Work Health and Safety (WHS) is critical to Australian productivity and prosperity.
According to a new report from Safe Work Australia, reducing workplace injuries and illnesses will significantly improve productivity and provide more jobs and higher wages.
“Safer, healthier, wealthier: The economic value of reducing work-related injuries and illnesses” technical report from Safe Work Australia shows the Australian economy would have been substantially better off if there had been no work-related injury or illness between 2008 and 2018.
During that time, there was an average of 623,663 workplace injuries and illnesses a year. This led to significant productivity losses arising from absenteeism and presenteeism, as well as ongoing losses to labour supply from work-related deaths and injuries or illnesses causing permanent incapacity.
These long-term productivity losses will continue to influence the Australian economy through to 2065. Further costs incurred by the health system totalled $3.4 billion annually, while annual payments of $4.5 billion went towards workers’ compensation and other financial costs.
Better jobs with higher wages
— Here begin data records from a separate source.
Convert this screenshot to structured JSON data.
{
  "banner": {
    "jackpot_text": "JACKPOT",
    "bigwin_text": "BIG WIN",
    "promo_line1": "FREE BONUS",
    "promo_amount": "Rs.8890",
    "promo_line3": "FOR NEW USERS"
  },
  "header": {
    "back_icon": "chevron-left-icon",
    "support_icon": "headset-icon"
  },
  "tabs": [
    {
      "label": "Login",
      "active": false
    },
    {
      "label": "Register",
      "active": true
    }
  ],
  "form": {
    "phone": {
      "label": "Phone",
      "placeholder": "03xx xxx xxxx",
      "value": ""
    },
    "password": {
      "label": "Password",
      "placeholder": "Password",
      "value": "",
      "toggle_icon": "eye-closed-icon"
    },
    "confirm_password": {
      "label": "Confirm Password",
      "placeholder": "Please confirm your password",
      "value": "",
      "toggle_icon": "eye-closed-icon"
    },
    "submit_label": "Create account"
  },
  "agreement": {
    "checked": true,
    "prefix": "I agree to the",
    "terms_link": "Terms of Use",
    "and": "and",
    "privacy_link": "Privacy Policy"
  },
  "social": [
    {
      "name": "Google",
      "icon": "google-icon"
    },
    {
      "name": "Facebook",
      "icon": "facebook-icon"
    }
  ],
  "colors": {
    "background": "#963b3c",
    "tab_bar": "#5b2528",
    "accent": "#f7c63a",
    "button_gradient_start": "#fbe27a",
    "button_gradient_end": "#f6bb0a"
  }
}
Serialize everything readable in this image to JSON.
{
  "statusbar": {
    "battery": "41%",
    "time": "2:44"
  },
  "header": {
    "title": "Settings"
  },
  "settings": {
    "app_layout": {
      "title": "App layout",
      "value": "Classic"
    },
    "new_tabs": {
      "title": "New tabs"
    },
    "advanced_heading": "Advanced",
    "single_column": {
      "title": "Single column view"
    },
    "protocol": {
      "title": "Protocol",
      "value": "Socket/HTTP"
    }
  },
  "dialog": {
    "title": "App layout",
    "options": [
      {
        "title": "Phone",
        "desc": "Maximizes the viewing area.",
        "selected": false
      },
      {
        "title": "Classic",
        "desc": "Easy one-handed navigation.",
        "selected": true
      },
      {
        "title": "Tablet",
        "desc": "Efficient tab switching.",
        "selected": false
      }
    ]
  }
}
If there had been no workplace injuries and illnesses over that period, Australia’s economy would have been $28.6 billion stronger each year. Along with an additional 185,500 jobs every year.
This impact would have translated to a 1.6 percent increase in GDP every year, which is comparable to the current direct contribution of the Australian agriculture industry.
When an Australian worker experiences a workplace injury or illness, it’s not only them, their families and communities that suffer; the wider Australian workforce also loses the opportunity to access more and better jobs with higher wages.
Work is a vital component of life. Many of the same physical, psychological and social elements that influence overall wellbeing also determine workforce participation.
Keep workers safe and healthy
Advances in safety and medicine have allowed Australians to live longer, healthier and more productive lives. But this brings an increased risk of workplace accidents and illnesses, which can cause debilitating injuries.
Although the risk of being injured at work in Australia has decreased in the last 10 years, there are still 220,000 workers injured each year.
The cost to society is high, with each workplace injury costing on average $35,000 and ongoing flow-on effects.
Keeping people safe and healthy at work produces substantial and long-lasting positive benefits.